I’m sure we’ve all been there; tethered to whatever device may be at hand, mindlessly scrolling through Facebook, Twitter, Instagram, Snapchat, etc. What’s the point of this? “Well,” one might say, “to stay connected.” Connected. Connected to what? Connected to our “friends?” Connected to our own little cyber world in which we live? Or connected to our devices; those devices which we cannot live without. I don’t really watch Jimmy Fallon (I’m more of a Jay Leno kind of person. Headlines anybody?) but I know he does this bit where he writes “thank you” notes. These “thank you” notes aren’t restricted to just anyone; they’re written to anyone and anything, including smart phones and their accompanying chargers. I say smart phones and chargers because I recently saw this one in which he was writing one to the chargers of the world, thanking them for being the human equivalent to leashes in public spaces; spaces such as the airport, restaurants, hospitals, etc. While he was writing this “thank you” note, it showed a guy at an airport, sitting on the floor scrolling through his phone while it was charging. I oftentimes feel like this guy, wasting my time on my iPhone. Therefore, I can honestly say that most of the time I don’t use technology mindfully. I try, however, but there are so many things to read and catch up on and so many people to talk to. It’s often overwhelming. Just as Paul Miller described about having a number of tabs open and talking to numerous people at once. I often try, however, to disconnect in purposefully leaving my phone at home if I go anywhere, or simply leave it on the kitchen counter while I go about my day. It’s interesting, however, as I constantly have that urge to check it, just as was talked about in the TED talk. Most of the time, however, as was discussed in the article about the teens disconnecting for three days, I always feel a sense of freedom, as I don’t have to constantly be checking up on the book of faces or seeing what’s trending in the world of Twitter. It’s also important to unplug and actually physically connect and interact with individuals because in my mind, that face-to-face time is invaluable. Whenever I spend time with my Grandparents, I always make a conscious effort to stay off my phone when I’m there, because those are moments I want to keep and cherish forever.
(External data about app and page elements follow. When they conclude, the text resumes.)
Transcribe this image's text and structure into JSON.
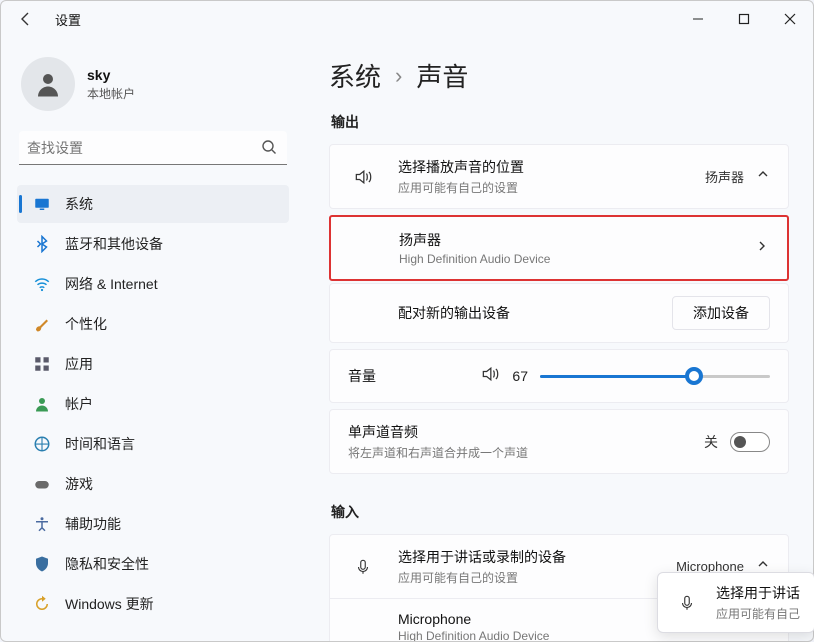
{
  "window": {
    "app_title": "设置"
  },
  "user": {
    "name": "sky",
    "subtitle": "本地帐户"
  },
  "search": {
    "placeholder": "查找设置"
  },
  "nav": {
    "items": [
      {
        "label": "系统",
        "icon": "monitor",
        "color": "#1976d2",
        "active": true
      },
      {
        "label": "蓝牙和其他设备",
        "icon": "bluetooth",
        "color": "#1976d2"
      },
      {
        "label": "网络 & Internet",
        "icon": "wifi",
        "color": "#1790d8"
      },
      {
        "label": "个性化",
        "icon": "brush",
        "color": "#d08828"
      },
      {
        "label": "应用",
        "icon": "apps",
        "color": "#5a5a6a"
      },
      {
        "label": "帐户",
        "icon": "person",
        "color": "#3a9a55"
      },
      {
        "label": "时间和语言",
        "icon": "globe-clock",
        "color": "#2a7fb0"
      },
      {
        "label": "游戏",
        "icon": "gamepad",
        "color": "#6a6a6a"
      },
      {
        "label": "辅助功能",
        "icon": "accessibility",
        "color": "#4a6aa0"
      },
      {
        "label": "隐私和安全性",
        "icon": "shield",
        "color": "#3a6fa0"
      },
      {
        "label": "Windows 更新",
        "icon": "update",
        "color": "#d8a028"
      }
    ]
  },
  "breadcrumb": {
    "root": "系统",
    "leaf": "声音"
  },
  "sections": {
    "output": "输出",
    "input": "输入"
  },
  "output": {
    "choose": {
      "title": "选择播放声音的位置",
      "subtitle": "应用可能有自己的设置",
      "value": "扬声器"
    },
    "device": {
      "title": "扬声器",
      "subtitle": "High Definition Audio Device"
    },
    "pair": {
      "title": "配对新的输出设备",
      "button": "添加设备"
    },
    "volume": {
      "label": "音量",
      "value": 67
    },
    "mono": {
      "title": "单声道音频",
      "subtitle": "将左声道和右声道合并成一个声道",
      "state_label": "关"
    }
  },
  "input": {
    "choose": {
      "title": "选择用于讲话或录制的设备",
      "subtitle": "应用可能有自己的设置",
      "value": "Microphone"
    },
    "device": {
      "title": "Microphone",
      "subtitle": "High Definition Audio Device"
    }
  },
  "popup": {
    "title": "选择用于讲话",
    "subtitle": "应用可能有自己"
  }
}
Here are the links to the article and video I referred to:

https://online.csc.edu/portal/site/ba0a8fa0-d272-4966-bdbd-c8ada577356f/page/8fcab236-c20b-4da2-897d-698c0b7ca87d

http://ww2.kqed.org/mindshift/2015/03/06/turned-off-how-teens-respond-to-a-no-tech-challenge/